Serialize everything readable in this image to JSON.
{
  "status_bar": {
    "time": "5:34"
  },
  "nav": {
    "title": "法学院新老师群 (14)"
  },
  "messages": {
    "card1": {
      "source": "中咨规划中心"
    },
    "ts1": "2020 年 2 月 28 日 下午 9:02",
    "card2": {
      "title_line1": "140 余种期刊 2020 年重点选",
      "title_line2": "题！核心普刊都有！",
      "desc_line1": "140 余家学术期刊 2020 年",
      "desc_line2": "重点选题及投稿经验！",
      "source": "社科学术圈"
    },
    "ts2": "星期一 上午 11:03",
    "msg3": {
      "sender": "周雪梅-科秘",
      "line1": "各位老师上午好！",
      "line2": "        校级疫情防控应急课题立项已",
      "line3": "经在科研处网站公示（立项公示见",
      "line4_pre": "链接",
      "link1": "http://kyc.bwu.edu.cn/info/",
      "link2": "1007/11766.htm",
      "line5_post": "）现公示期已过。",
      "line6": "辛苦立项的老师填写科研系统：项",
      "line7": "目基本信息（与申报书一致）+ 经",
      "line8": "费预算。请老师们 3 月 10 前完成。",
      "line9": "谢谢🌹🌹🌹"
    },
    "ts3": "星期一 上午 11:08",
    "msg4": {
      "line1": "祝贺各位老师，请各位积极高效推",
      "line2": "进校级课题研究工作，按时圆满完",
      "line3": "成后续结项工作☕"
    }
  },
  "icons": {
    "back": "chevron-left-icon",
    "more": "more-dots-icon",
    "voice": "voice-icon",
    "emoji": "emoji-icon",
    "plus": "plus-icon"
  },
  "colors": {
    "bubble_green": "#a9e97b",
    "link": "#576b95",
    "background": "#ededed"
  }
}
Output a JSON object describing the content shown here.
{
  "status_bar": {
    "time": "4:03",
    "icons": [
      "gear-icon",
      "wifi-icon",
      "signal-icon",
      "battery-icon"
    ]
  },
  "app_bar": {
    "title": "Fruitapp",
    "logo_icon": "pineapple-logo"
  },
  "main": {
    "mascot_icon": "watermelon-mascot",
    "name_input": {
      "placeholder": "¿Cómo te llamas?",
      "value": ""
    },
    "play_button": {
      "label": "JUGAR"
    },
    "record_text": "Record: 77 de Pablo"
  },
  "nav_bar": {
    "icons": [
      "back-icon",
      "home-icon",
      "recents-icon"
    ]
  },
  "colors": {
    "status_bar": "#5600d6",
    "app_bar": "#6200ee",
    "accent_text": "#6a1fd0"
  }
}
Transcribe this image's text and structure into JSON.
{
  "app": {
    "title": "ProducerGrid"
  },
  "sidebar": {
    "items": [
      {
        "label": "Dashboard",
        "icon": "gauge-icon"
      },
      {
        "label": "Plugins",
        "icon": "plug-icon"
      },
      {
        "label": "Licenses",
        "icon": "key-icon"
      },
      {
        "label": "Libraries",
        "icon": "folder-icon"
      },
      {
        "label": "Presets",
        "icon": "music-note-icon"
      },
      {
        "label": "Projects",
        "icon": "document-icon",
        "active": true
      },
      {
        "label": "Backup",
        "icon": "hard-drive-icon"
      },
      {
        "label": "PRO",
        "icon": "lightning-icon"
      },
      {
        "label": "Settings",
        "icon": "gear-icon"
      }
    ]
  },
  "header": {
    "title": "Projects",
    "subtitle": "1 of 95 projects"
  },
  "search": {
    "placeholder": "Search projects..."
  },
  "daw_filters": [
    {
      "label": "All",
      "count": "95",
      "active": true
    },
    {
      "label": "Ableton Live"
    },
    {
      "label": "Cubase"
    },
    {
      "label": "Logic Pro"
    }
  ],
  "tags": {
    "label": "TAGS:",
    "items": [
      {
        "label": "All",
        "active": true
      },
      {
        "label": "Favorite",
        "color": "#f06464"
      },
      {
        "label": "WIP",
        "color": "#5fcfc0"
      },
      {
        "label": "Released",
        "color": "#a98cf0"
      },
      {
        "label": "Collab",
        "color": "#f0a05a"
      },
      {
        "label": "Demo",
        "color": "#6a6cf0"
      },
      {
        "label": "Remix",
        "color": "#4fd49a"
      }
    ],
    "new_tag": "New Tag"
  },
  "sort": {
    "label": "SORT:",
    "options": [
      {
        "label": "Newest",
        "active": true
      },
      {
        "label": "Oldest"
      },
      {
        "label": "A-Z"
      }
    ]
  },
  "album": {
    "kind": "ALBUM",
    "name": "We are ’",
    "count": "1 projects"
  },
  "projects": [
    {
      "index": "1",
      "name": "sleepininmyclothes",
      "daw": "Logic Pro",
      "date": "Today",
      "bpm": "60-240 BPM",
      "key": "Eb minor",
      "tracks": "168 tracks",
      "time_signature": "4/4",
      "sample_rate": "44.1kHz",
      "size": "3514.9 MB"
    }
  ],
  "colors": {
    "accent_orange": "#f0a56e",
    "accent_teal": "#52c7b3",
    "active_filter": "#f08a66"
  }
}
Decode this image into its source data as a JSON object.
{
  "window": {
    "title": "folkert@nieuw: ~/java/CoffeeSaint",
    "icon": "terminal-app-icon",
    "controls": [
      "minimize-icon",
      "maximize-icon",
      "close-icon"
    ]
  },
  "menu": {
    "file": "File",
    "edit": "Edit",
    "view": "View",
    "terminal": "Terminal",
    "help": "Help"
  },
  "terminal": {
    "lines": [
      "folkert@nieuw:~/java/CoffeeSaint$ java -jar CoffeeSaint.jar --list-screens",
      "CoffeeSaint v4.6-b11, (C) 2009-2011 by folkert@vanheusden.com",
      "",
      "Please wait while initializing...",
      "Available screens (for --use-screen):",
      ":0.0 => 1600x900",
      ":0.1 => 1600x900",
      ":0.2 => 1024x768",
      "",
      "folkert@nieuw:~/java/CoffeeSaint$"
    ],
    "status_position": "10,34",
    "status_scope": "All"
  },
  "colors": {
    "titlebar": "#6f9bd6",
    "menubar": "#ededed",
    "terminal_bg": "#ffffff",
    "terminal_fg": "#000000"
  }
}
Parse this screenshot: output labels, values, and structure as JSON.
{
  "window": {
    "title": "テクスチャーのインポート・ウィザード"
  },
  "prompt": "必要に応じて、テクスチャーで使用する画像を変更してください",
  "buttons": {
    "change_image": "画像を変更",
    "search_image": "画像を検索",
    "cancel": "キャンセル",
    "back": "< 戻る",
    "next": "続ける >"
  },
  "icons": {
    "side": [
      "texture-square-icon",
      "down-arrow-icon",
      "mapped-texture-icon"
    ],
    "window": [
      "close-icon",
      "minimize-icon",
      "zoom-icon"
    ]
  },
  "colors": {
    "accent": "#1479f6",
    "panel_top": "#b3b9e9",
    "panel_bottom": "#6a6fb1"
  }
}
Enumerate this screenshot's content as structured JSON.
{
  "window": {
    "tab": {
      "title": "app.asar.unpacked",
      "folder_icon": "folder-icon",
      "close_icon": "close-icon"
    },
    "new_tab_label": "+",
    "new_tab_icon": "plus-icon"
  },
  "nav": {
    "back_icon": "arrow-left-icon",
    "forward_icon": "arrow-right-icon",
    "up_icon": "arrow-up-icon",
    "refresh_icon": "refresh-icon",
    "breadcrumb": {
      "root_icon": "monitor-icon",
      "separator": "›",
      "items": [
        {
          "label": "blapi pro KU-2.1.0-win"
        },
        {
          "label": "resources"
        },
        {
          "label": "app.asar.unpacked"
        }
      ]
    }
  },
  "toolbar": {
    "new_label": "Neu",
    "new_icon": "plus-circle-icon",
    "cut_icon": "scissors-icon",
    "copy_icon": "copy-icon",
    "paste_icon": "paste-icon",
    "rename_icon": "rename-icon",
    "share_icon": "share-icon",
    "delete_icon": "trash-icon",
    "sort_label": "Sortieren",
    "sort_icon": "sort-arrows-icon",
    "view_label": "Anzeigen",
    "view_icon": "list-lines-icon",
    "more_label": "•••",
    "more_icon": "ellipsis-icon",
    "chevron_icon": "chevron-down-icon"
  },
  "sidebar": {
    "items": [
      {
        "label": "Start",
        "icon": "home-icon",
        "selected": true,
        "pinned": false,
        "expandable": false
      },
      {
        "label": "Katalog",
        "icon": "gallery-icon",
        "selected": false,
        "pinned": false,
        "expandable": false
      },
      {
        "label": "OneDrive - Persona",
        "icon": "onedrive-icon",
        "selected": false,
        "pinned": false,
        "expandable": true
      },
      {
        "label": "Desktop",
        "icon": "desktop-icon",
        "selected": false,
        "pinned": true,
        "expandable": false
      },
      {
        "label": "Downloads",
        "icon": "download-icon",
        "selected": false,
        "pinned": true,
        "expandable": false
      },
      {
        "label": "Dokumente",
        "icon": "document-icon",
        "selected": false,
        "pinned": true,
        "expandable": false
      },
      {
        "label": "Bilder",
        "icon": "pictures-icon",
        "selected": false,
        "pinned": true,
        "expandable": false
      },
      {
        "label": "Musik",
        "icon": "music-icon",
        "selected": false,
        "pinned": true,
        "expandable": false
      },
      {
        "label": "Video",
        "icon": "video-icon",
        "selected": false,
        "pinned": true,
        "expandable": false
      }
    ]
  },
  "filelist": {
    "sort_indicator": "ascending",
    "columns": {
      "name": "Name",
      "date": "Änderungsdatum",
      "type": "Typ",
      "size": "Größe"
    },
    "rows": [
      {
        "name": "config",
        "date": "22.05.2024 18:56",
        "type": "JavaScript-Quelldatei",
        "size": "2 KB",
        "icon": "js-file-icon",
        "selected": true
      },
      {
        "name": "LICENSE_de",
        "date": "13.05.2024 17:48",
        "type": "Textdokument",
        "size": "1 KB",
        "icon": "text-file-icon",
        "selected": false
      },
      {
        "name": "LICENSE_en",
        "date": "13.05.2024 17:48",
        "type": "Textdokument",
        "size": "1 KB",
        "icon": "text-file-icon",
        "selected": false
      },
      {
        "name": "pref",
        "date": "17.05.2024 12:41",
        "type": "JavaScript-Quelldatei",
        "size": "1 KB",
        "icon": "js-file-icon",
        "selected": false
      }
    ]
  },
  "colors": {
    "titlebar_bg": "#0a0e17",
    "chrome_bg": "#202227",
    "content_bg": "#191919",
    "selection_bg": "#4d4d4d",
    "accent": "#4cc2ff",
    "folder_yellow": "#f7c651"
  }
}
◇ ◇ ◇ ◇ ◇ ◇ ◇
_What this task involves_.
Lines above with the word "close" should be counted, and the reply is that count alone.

_Written solution_.
3